Another factor considered in the study was the role of weight as a risk for osteoarthritis. The guinea pigs fed a low dose of vitamin C had a lower mean weight from 5 months to 8 months of age than the other guinea pig groups. Thus, the researchers cannot rule out weight as a protective factor for osteoarthritis between the low dose group and the other guinea pig groups. Still, the weights of the medium dose and high dose guinea pig groups were similar throughout the study, and analyses restricted to these two groups showed a significant worsening of osteoarthritis with increasing levels of vitamin C.

Collaborators on the study include Janet Huebner, Thomas Stabler, Charlene Flahiff, Loria Setton, Christian Fink and Amy Clark, all of Duke. Vladimir Vilim of the Institute of Rheumatology in Prague also contributed to the research.

Story Source:

The above story is based on materials provided by Duke University Medical Center. Note: Materials may be edited for content and length.

Cite This Page:

Duke University Medical Center. "Vitamin C Worsens Knee Osteoarthritis In Animal Study." ScienceDaily. ScienceDaily, 7 June 2004. <www.sciencedaily.com/releases/2004/06/040604030442.htm>.
Duke University Medical Center. (2004, June 7). Vitamin C Worsens Knee Osteoarthritis In Animal Study. ScienceDaily. Retrieved March 30, 2015 from www.sciencedaily.com/releases/2004/06/040604030442.htm
Duke University Medical Center. "Vitamin C Worsens Knee Osteoarthritis In Animal Study." ScienceDaily. www.sciencedaily.com/releases/2004/06/040604030442.htm (accessed March 30, 2015).

Share This

More From ScienceDaily

More Health & Medicine News

Monday, March 30, 2015

Featured Research

from universities, journals, and other organizations

Featured Videos

from AP, Reuters, AFP, and other news services

Soda, Salt and Sugar: The Next Generation of Taxes

Soda, Salt and Sugar: The Next Generation of Taxes

Washington Post (Mar. 30, 2015) — Denisa Livingston, a health advocate for the Dinι Community Advocacy Alliance, and the Post&apos;s Abby Phillip discuss efforts around the country to make unhealthy food choices hurt your wallet as much as your waistline. Video provided by Washington Post
Powered by NewsLook.com
UnitedHealth Buys Catamaran

UnitedHealth Buys Catamaran

Reuters - Business Video Online (Mar. 30, 2015) — The $12.8 billion merger will combine the U.S.&apos; third and fourth largest pharmacy benefit managers. Analysts say smaller PBMs could also merge. Fred Katayama reports. Video provided by Reuters
Powered by NewsLook.com
S. Leone in New Anti-Ebola Lockdown

S. Leone in New Anti-Ebola Lockdown

AFP (Mar. 28, 2015) — Sierra Leone imposed a three-day nationwide lockdown Friday for the second time in six months in a bid to prevent a resurgence of the deadly Ebola virus. Duration: 01:17 Video provided by AFP
Powered by NewsLook.com
These Popular Antibiotics Can Cause Permanent Nerve Damage
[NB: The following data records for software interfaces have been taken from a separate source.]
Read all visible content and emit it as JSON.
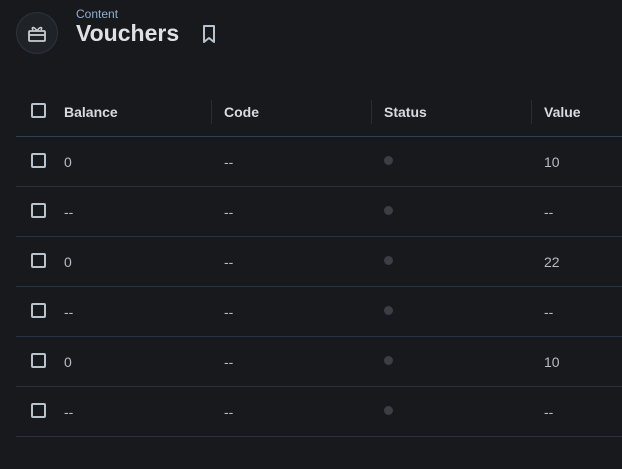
{
  "header": {
    "breadcrumb": "Content",
    "title": "Vouchers",
    "avatar_icon": "gift-icon",
    "bookmark_icon": "bookmark-icon"
  },
  "table": {
    "columns": [
      "Balance",
      "Code",
      "Status",
      "Value"
    ],
    "rows": [
      {
        "balance": "0",
        "code": "--",
        "status": "",
        "value": "10"
      },
      {
        "balance": "--",
        "code": "--",
        "status": "",
        "value": "--"
      },
      {
        "balance": "0",
        "code": "--",
        "status": "",
        "value": "22"
      },
      {
        "balance": "--",
        "code": "--",
        "status": "",
        "value": "--"
      },
      {
        "balance": "0",
        "code": "--",
        "status": "",
        "value": "10"
      },
      {
        "balance": "--",
        "code": "--",
        "status": "",
        "value": "--"
      }
    ]
  },
  "colors": {
    "background": "#18191c",
    "row_divider": "#233447",
    "breadcrumb": "#8fb0cf",
    "status_dot": "#3b3e44"
  }
}
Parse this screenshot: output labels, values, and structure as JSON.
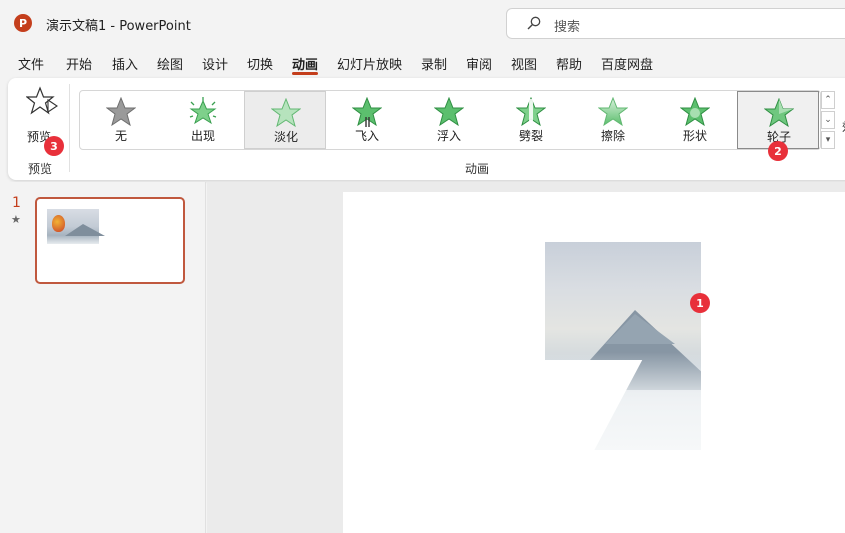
{
  "titlebar": {
    "app_icon_letter": "P",
    "title": "演示文稿1  -  PowerPoint",
    "search_placeholder": "搜索"
  },
  "menu": {
    "tabs": [
      "文件",
      "开始",
      "插入",
      "绘图",
      "设计",
      "切换",
      "动画",
      "幻灯片放映",
      "录制",
      "审阅",
      "视图",
      "帮助",
      "百度网盘"
    ],
    "active": "动画"
  },
  "ribbon": {
    "preview": {
      "label": "预览",
      "group_label": "预览"
    },
    "animations": {
      "group_label": "动画",
      "items": [
        {
          "label": "无",
          "state": "none"
        },
        {
          "label": "出现",
          "state": "normal"
        },
        {
          "label": "淡化",
          "state": "selected"
        },
        {
          "label": "飞入",
          "state": "normal"
        },
        {
          "label": "浮入",
          "state": "normal"
        },
        {
          "label": "劈裂",
          "state": "normal"
        },
        {
          "label": "擦除",
          "state": "normal"
        },
        {
          "label": "形状",
          "state": "normal"
        },
        {
          "label": "轮子",
          "state": "hover"
        }
      ]
    },
    "cut_label": "效"
  },
  "badges": {
    "picture": "1",
    "wheel": "2",
    "preview": "3"
  },
  "slides": {
    "current_number": "1",
    "animation_marker": "★"
  },
  "colors": {
    "accent": "#c43e1c",
    "badge": "#e8303a",
    "star_green": "#5cbf6e",
    "star_gray": "#9a9a9a"
  }
}
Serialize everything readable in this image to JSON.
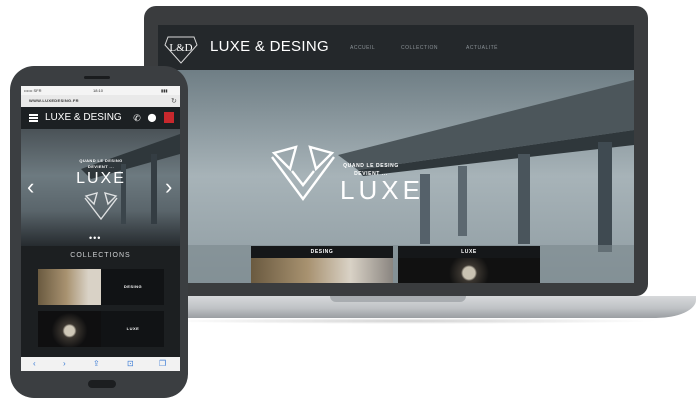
{
  "laptop": {
    "logo_text": "L&D",
    "brand": "LUXE & DESING",
    "menu": [
      "ACCUEIL",
      "COLLECTION",
      "ACTUALITÉ"
    ],
    "hero": {
      "tagline_line1": "QUAND LE DESING",
      "tagline_line2": "DEVIENT ...",
      "headline": "LUXE"
    },
    "cards": [
      {
        "label": "DESING"
      },
      {
        "label": "LUXE"
      }
    ]
  },
  "phone": {
    "status": {
      "carrier": "•••••• SFR",
      "time": "18:10",
      "battery": "▮▮▮"
    },
    "url": "WWW.LUXEDESING.FR",
    "brand": "LUXE & DESING",
    "hero": {
      "tagline_line1": "QUAND LE DESING",
      "tagline_line2": "DEVIENT ...",
      "headline": "LUXE",
      "prev": "‹",
      "next": "›",
      "dots": "•••"
    },
    "collections_title": "COLLECTIONS",
    "cards": [
      {
        "label": "DESING"
      },
      {
        "label": "LUXE"
      }
    ],
    "toolbar": [
      "‹",
      "›",
      "⇪",
      "⊡",
      "❐"
    ]
  },
  "colors": {
    "nav_bg": "#24282b",
    "accent_red": "#c8282d",
    "card_bg": "#151719"
  }
}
These Popular Antibiotics Can Cause Permanent Nerve Damage

Newsy (Mar. 27, 2015) — A popular class of antibiotic can leave patients in severe pain and even result in permanent nerve damage. Video provided by Newsy
Powered by NewsLook.com

Search ScienceDaily
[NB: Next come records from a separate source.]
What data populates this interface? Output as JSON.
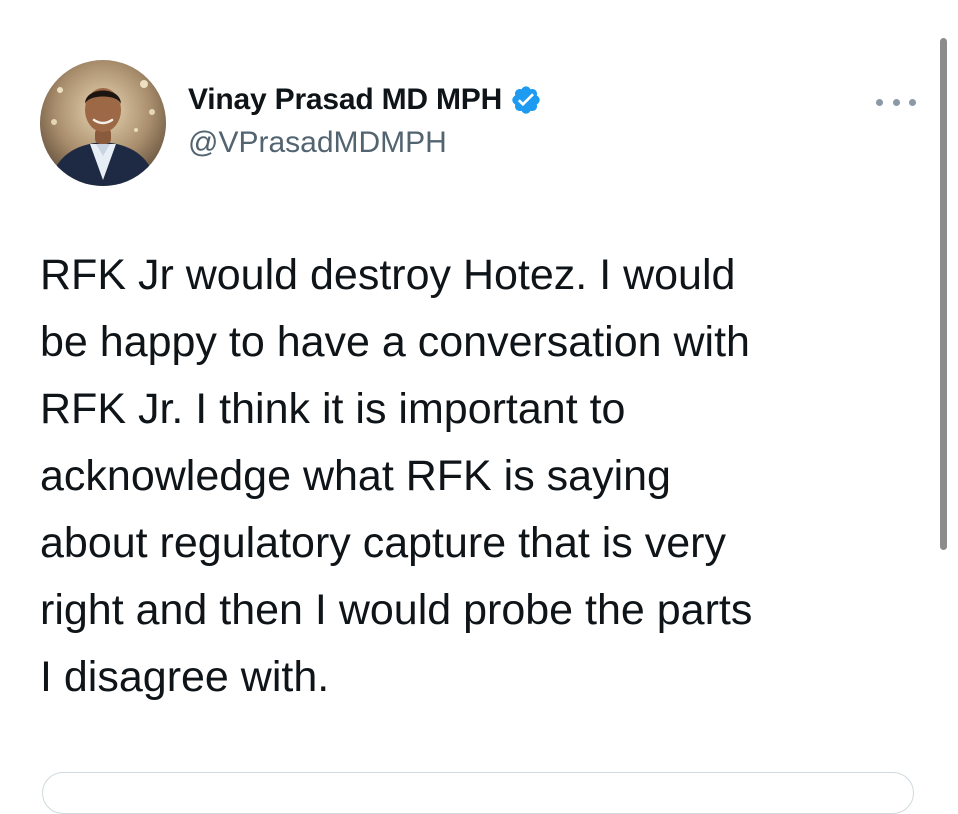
{
  "author": {
    "display_name": "Vinay Prasad MD MPH",
    "handle": "@VPrasadMDMPH",
    "verified": true,
    "avatar_icon": "profile-photo",
    "verified_icon": "verified-badge-icon",
    "verified_color": "#1d9bf0"
  },
  "more_icon": "more-options-icon",
  "tweet": {
    "lines": [
      "RFK Jr would destroy Hotez. I would",
      "be happy to have a conversation with",
      "RFK Jr. I think it is important to",
      "acknowledge what RFK is saying",
      "about regulatory capture that is very",
      "right and then I would probe the parts",
      "I disagree with."
    ]
  },
  "colors": {
    "text": "#0f1419",
    "secondary_text": "#536471",
    "background": "#ffffff"
  }
}
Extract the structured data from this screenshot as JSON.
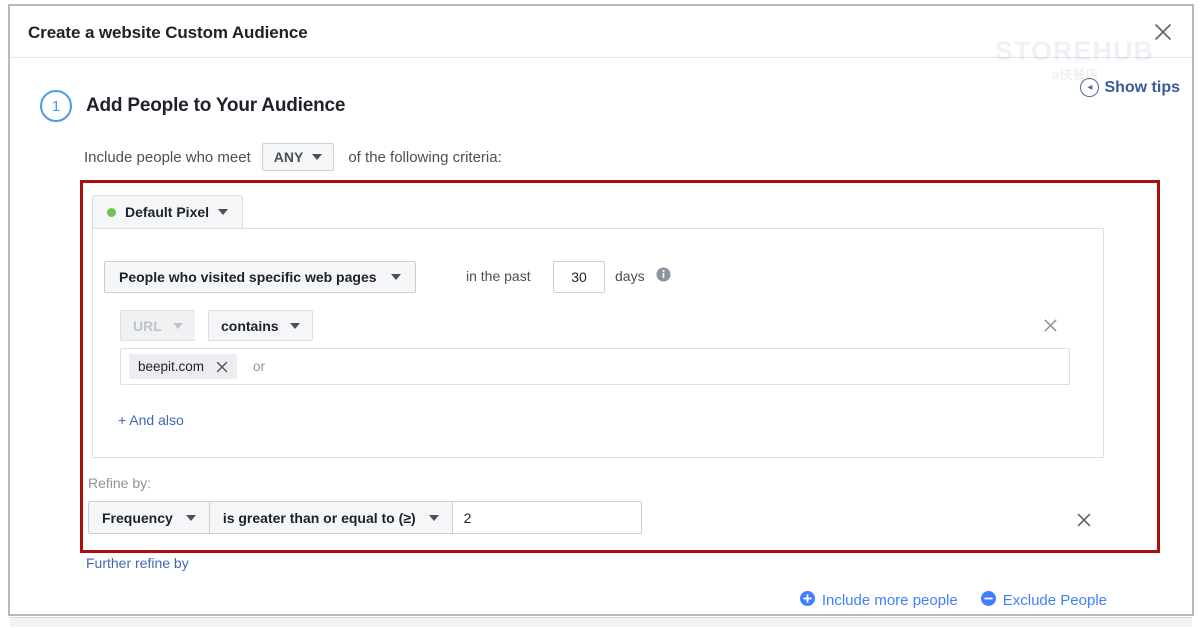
{
  "dialog": {
    "title": "Create a website Custom Audience",
    "close_icon": "close-icon",
    "watermark": "STOREHUB",
    "watermark_sub": "a快餐店"
  },
  "show_tips": {
    "label": "Show tips",
    "icon": "chevron-left-circle-icon"
  },
  "step": {
    "number": "1",
    "title": "Add People to Your Audience"
  },
  "include": {
    "prefix": "Include people who meet",
    "match_value": "ANY",
    "suffix": "of the following criteria:"
  },
  "pixel": {
    "label": "Default Pixel",
    "status_color": "#6cc24a"
  },
  "rule": {
    "type_label": "People who visited specific web pages",
    "past_prefix": "in the past",
    "days_value": "30",
    "days_suffix": "days",
    "info_icon": "info-icon",
    "field_label": "URL",
    "operator_label": "contains",
    "remove_icon": "close-icon",
    "tokens": [
      {
        "text": "beepit.com",
        "remove_icon": "close-icon"
      }
    ],
    "or_label": "or",
    "and_also_label": "+ And also"
  },
  "refine": {
    "label": "Refine by:",
    "metric": "Frequency",
    "operator": "is greater than or equal to (≥)",
    "value": "2",
    "remove_icon": "close-icon",
    "further_label": "Further refine by"
  },
  "actions": [
    {
      "label": "Include more people",
      "icon": "plus-circle-icon"
    },
    {
      "label": "Exclude People",
      "icon": "minus-circle-icon"
    }
  ],
  "colors": {
    "accent_blue": "#4080ff",
    "link_blue": "#4267b2",
    "highlight_red": "#a81010",
    "pixel_green": "#6cc24a"
  }
}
Number of stories in archives: 140,361

Find with keyword(s):
Enter a keyword or phrase to search ScienceDaily for related topics and research stories.
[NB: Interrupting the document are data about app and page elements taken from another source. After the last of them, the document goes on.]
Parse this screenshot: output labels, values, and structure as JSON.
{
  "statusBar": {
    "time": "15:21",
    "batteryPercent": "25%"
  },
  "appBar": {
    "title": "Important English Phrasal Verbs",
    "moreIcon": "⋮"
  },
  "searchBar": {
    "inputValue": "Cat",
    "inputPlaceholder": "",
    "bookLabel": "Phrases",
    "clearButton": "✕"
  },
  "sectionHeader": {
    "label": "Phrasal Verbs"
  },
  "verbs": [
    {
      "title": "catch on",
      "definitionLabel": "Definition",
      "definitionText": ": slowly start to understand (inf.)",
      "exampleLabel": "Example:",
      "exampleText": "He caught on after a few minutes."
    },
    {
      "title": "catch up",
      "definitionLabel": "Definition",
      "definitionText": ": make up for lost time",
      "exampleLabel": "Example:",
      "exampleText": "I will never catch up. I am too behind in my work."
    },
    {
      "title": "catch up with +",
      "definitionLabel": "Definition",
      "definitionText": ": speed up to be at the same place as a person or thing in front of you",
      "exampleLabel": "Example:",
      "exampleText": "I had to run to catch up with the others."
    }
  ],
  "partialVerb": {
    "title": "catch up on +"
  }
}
Breaking News:

Strange & Offbeat Stories


Health & Medicine

Mind & Brain

Living & Well

In Other News

... from NewsDaily.com

Science News

Health News

Environment News

Technology News


Free Subscriptions

Get the latest science news with ScienceDaily's free email newsletters, updated daily and weekly. Or view hourly updated newsfeeds in your RSS reader:

Get Social & Mobile

Keep up to date with the latest news from ScienceDaily via social networks and mobile apps:

Have Feedback?

Tell us what you think of ScienceDaily -- we welcome both positive and negative comments. Have any problems using the site? Questions?
Mobile iPhone Android Web
Follow Facebook Twitter Google+
Subscribe RSS Feeds Email Newsletters
Latest Headlines Health & Medicine Mind & Brain Space & Time Matter & Energy Computers & Math Plants & Animals Earth & Climate Fossils & Ruins